TRY IT -> Your reply should be a faithful copy of the records below, free of pictures.

RECORDS TO PROCESS ->

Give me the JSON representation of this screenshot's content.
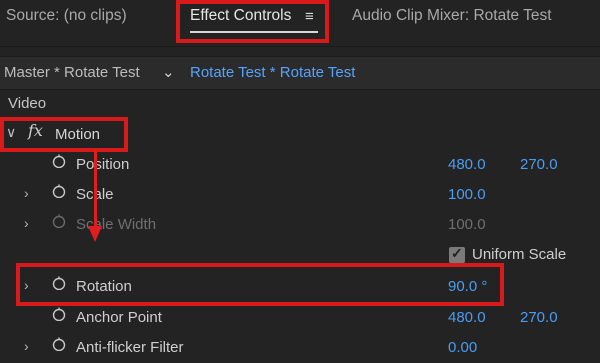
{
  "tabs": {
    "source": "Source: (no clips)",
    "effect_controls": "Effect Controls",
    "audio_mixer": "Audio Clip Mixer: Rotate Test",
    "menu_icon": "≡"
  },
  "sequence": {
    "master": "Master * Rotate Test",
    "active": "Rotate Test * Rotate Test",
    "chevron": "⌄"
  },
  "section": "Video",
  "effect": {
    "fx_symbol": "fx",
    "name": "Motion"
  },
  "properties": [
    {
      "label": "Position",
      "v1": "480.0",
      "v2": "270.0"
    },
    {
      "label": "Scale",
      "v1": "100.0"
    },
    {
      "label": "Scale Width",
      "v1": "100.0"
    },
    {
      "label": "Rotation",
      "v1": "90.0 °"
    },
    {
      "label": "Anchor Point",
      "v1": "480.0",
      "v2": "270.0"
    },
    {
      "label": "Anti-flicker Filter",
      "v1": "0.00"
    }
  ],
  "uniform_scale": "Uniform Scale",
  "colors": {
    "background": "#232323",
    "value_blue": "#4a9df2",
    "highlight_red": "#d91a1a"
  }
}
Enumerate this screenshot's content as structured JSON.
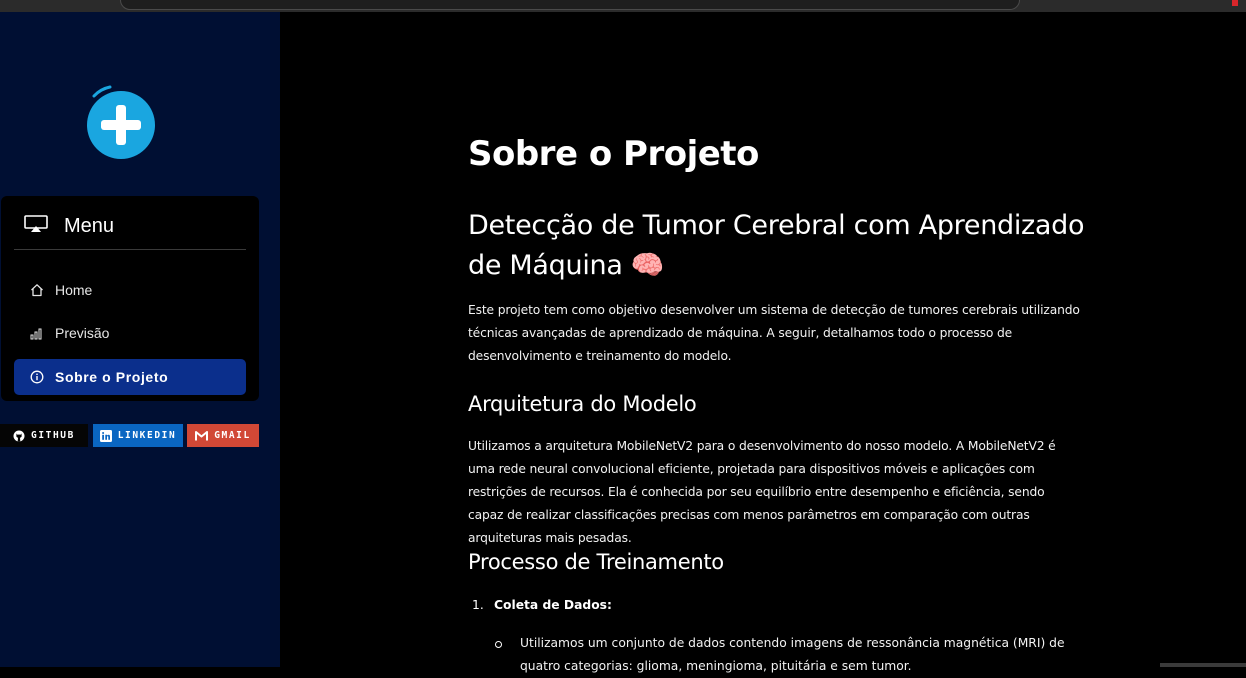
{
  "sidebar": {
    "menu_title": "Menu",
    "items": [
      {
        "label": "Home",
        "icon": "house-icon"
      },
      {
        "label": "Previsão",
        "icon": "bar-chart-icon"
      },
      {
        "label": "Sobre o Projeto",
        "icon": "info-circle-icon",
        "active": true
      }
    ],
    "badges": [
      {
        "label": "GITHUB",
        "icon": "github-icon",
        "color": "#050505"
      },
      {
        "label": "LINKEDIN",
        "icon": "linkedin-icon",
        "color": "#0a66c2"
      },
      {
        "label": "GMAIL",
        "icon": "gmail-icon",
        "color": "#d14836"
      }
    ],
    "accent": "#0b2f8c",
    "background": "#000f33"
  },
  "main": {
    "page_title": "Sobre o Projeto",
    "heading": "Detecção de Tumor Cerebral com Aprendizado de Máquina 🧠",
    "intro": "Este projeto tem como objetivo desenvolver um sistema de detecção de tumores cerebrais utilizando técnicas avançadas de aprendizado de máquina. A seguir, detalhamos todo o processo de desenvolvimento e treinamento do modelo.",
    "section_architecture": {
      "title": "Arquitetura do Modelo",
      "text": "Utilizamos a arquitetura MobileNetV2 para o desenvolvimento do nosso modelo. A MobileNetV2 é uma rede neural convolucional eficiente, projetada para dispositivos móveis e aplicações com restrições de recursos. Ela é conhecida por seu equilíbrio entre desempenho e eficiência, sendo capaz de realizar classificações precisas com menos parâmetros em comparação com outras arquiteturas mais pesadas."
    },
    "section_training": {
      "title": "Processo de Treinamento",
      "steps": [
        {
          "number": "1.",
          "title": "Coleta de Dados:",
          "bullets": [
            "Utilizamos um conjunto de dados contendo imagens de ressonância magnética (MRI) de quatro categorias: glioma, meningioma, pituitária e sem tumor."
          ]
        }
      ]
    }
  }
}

THE COMPLETED TASK ->
Give me the JSON representation of this screenshot's content.
{
  "tabs": {
    "source": "Source: (no clips)",
    "effect_controls": "Effect Controls",
    "audio_mixer": "Audio Clip Mixer: Rotate Test",
    "menu_icon": "≡"
  },
  "sequence": {
    "master": "Master * Rotate Test",
    "active": "Rotate Test * Rotate Test",
    "chevron": "⌄"
  },
  "section": "Video",
  "effect": {
    "fx_symbol": "fx",
    "name": "Motion"
  },
  "properties": [
    {
      "label": "Position",
      "v1": "480.0",
      "v2": "270.0"
    },
    {
      "label": "Scale",
      "v1": "100.0"
    },
    {
      "label": "Scale Width",
      "v1": "100.0"
    },
    {
      "label": "Rotation",
      "v1": "90.0 °"
    },
    {
      "label": "Anchor Point",
      "v1": "480.0",
      "v2": "270.0"
    },
    {
      "label": "Anti-flicker Filter",
      "v1": "0.00"
    }
  ],
  "uniform_scale": "Uniform Scale",
  "colors": {
    "background": "#232323",
    "value_blue": "#4a9df2",
    "highlight_red": "#d91a1a"
  }
}
Enumerate this screenshot's content as structured JSON.
{
  "sidebar": {
    "menu_title": "Menu",
    "items": [
      {
        "label": "Home",
        "icon": "house-icon"
      },
      {
        "label": "Previsão",
        "icon": "bar-chart-icon"
      },
      {
        "label": "Sobre o Projeto",
        "icon": "info-circle-icon",
        "active": true
      }
    ],
    "badges": [
      {
        "label": "GITHUB",
        "icon": "github-icon",
        "color": "#050505"
      },
      {
        "label": "LINKEDIN",
        "icon": "linkedin-icon",
        "color": "#0a66c2"
      },
      {
        "label": "GMAIL",
        "icon": "gmail-icon",
        "color": "#d14836"
      }
    ],
    "accent": "#0b2f8c",
    "background": "#000f33"
  },
  "main": {
    "page_title": "Sobre o Projeto",
    "heading": "Detecção de Tumor Cerebral com Aprendizado de Máquina 🧠",
    "intro": "Este projeto tem como objetivo desenvolver um sistema de detecção de tumores cerebrais utilizando técnicas avançadas de aprendizado de máquina. A seguir, detalhamos todo o processo de desenvolvimento e treinamento do modelo.",
    "section_architecture": {
      "title": "Arquitetura do Modelo",
      "text": "Utilizamos a arquitetura MobileNetV2 para o desenvolvimento do nosso modelo. A MobileNetV2 é uma rede neural convolucional eficiente, projetada para dispositivos móveis e aplicações com restrições de recursos. Ela é conhecida por seu equilíbrio entre desempenho e eficiência, sendo capaz de realizar classificações precisas com menos parâmetros em comparação com outras arquiteturas mais pesadas."
    },
    "section_training": {
      "title": "Processo de Treinamento",
      "steps": [
        {
          "number": "1.",
          "title": "Coleta de Dados:",
          "bullets": [
            "Utilizamos um conjunto de dados contendo imagens de ressonância magnética (MRI) de quatro categorias: glioma, meningioma, pituitária e sem tumor."
          ]
        }
      ]
    }
  }
}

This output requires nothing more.